People-to-people exchanges matter. They’re integral to nurturing the Abraham Accords.
By Richard LeBaron
This piece identifies some of the issues involved in creating a strong framework for a vital “Abraham Exchanges” program and proposes a few ideas on how to get it off the ground.
New AtlanticistMar 16, 2022
Iran deal or not, Gulf nations need integrated air and missile defense
By the Atlantic Council’s Gulf Security Task Force
Nuclear talks aside, a US-backed missile defense system is key in deterring Iran’s regional armed network while advancing US and Gulf security aims.

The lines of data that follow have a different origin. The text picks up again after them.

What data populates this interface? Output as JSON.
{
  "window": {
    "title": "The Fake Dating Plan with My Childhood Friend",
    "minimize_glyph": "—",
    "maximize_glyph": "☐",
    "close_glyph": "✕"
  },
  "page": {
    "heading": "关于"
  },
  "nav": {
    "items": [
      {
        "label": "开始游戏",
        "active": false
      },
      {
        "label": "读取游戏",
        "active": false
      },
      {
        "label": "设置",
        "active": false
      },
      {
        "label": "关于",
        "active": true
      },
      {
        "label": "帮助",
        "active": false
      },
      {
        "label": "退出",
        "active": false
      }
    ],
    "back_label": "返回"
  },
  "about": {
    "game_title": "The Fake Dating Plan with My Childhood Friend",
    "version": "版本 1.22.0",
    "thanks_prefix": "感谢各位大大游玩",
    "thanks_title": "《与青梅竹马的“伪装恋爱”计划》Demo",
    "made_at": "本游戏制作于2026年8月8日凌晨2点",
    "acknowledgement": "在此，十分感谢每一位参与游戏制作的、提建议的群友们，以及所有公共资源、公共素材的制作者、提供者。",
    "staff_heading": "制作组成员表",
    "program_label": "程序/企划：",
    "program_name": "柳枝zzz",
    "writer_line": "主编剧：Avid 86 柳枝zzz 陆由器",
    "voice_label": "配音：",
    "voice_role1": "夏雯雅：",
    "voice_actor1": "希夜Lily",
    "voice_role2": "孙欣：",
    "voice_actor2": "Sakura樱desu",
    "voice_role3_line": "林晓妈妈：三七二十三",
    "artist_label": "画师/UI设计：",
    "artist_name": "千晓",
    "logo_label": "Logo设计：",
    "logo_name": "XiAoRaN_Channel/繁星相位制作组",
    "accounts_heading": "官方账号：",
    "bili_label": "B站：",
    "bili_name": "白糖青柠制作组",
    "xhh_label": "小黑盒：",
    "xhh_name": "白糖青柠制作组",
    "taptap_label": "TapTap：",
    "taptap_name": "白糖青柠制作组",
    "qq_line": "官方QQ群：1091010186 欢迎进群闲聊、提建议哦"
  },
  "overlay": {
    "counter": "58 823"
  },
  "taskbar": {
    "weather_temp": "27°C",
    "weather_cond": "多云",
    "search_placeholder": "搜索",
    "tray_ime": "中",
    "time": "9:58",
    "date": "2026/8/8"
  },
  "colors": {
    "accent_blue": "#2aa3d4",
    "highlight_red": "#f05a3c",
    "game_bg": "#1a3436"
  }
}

Ambassador Richard LeBaron is a nonresident senior fellow with the Atlantic Council’s Middle East Programs focusing on the Gulf and on broad social change in the MENA region. He is a career diplomat with over thirty years of experience abroad and in Washington. His most recent overseas posting was as deputy chief of mission at the US embassy in London from August 2007 to August 2010. Amb. LeBaron served as chargé d’affaires in London from February to August 2009. Previous to his assignment to London, Amb. LeBaron served as the US ambassador to Kuwait (2004 to 2007). From September 2001 to July 2004, Amb. LeBaron served as deputy chief of mission at the Embassy of the United States in Tel Aviv, Israel.

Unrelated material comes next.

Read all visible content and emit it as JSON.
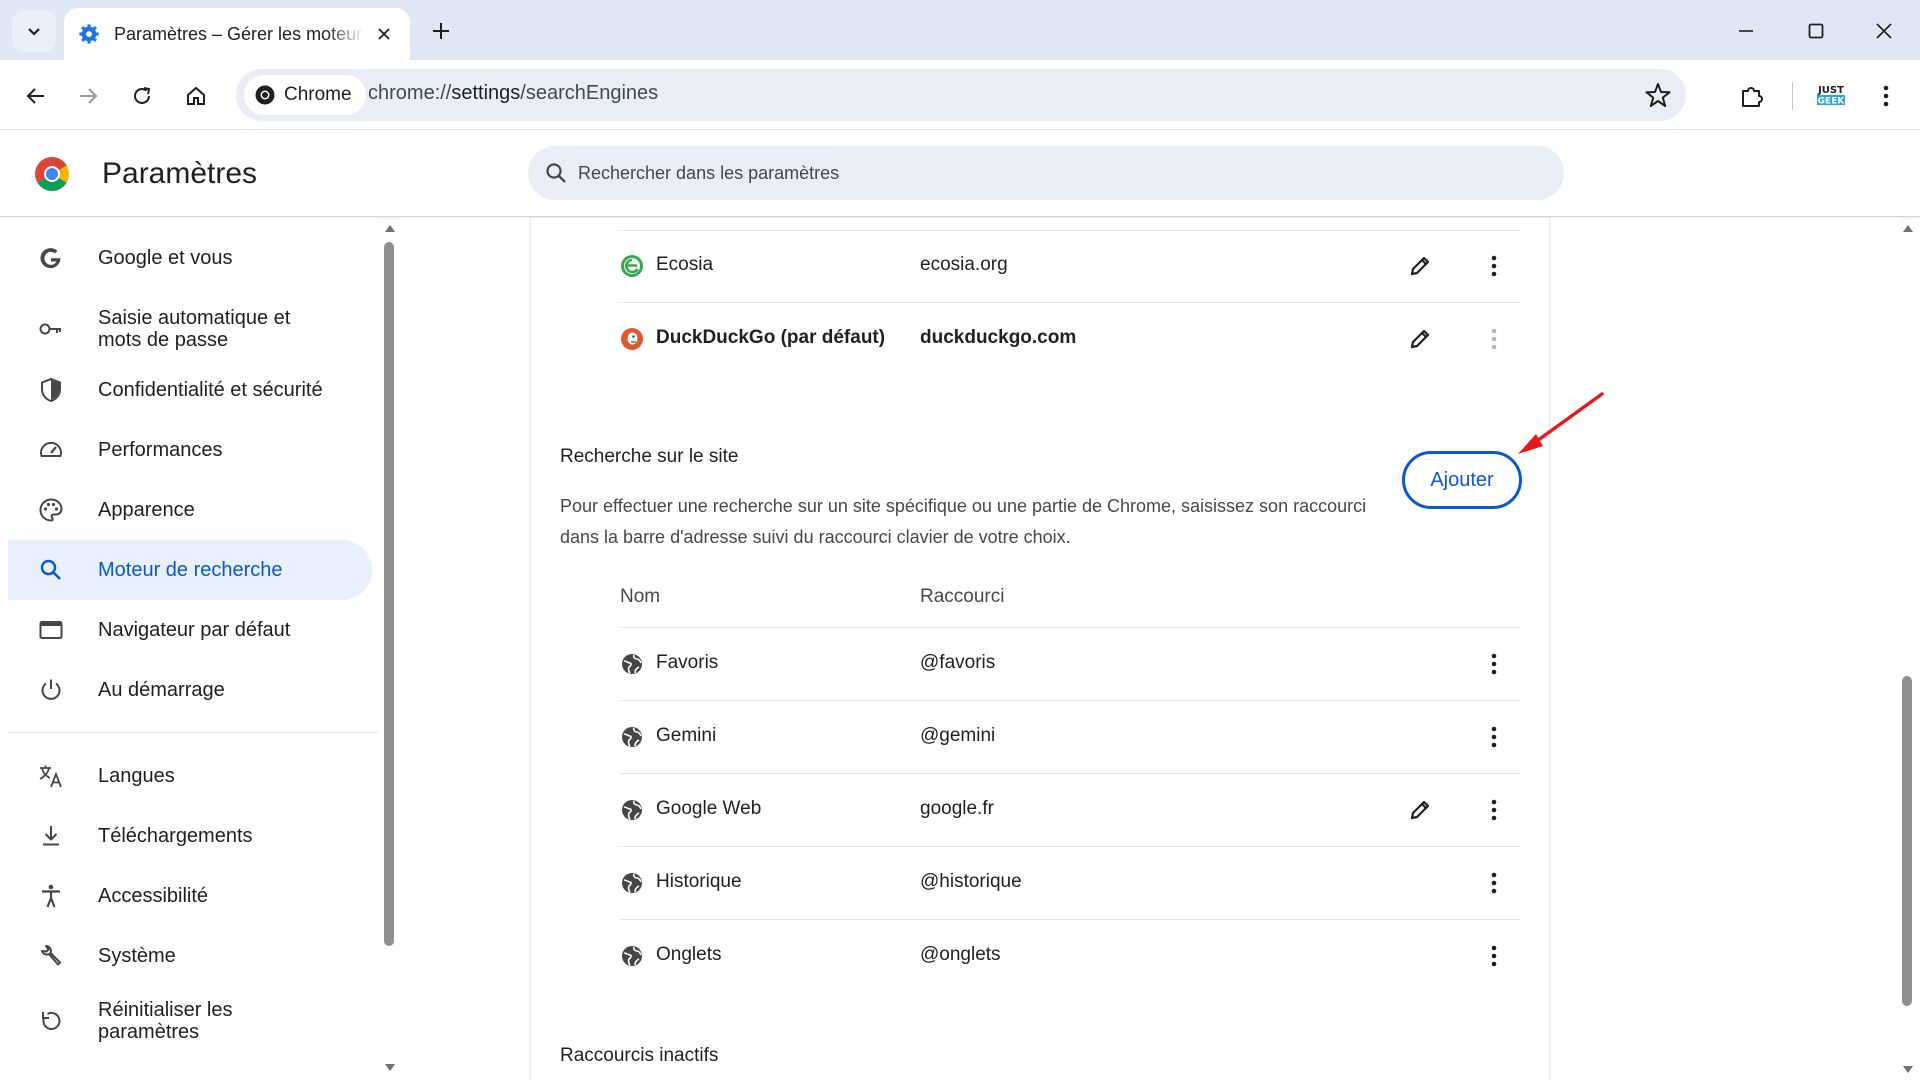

Amb. LeBaron was minister-counselor for political and economic affairs at the Embassy of the United States in Cairo, Egypt from 1998 to 2001. While posted in Washington from 1991 to 1998, he served in three positions related to the Middle East: director for Near East and South Asian affairs at the National Security Council, director of the Peace Process and Regional Affairs Office in the Bureau of Near Eastern Affairs at the Department of State, and Public Affairs Adviser for the Near Eastern Bureau. From 1991 to 1993, Amb. LeBaron was a political officer in the State Department’s Office of European Community Affairs. Amb. LeBaron’s earlier overseas diplomatic postings included: Lisbon (1989-91), Tunis (1986-89), New Delhi (1982-84), and Managua (1980-82). Before he entered the Foreign Service, the Ambassador held a two-year consultancy in Brazil working on science policy issues. Amb. LeBaron studied at the University of Colorado (BA) and The George Washington University (MA).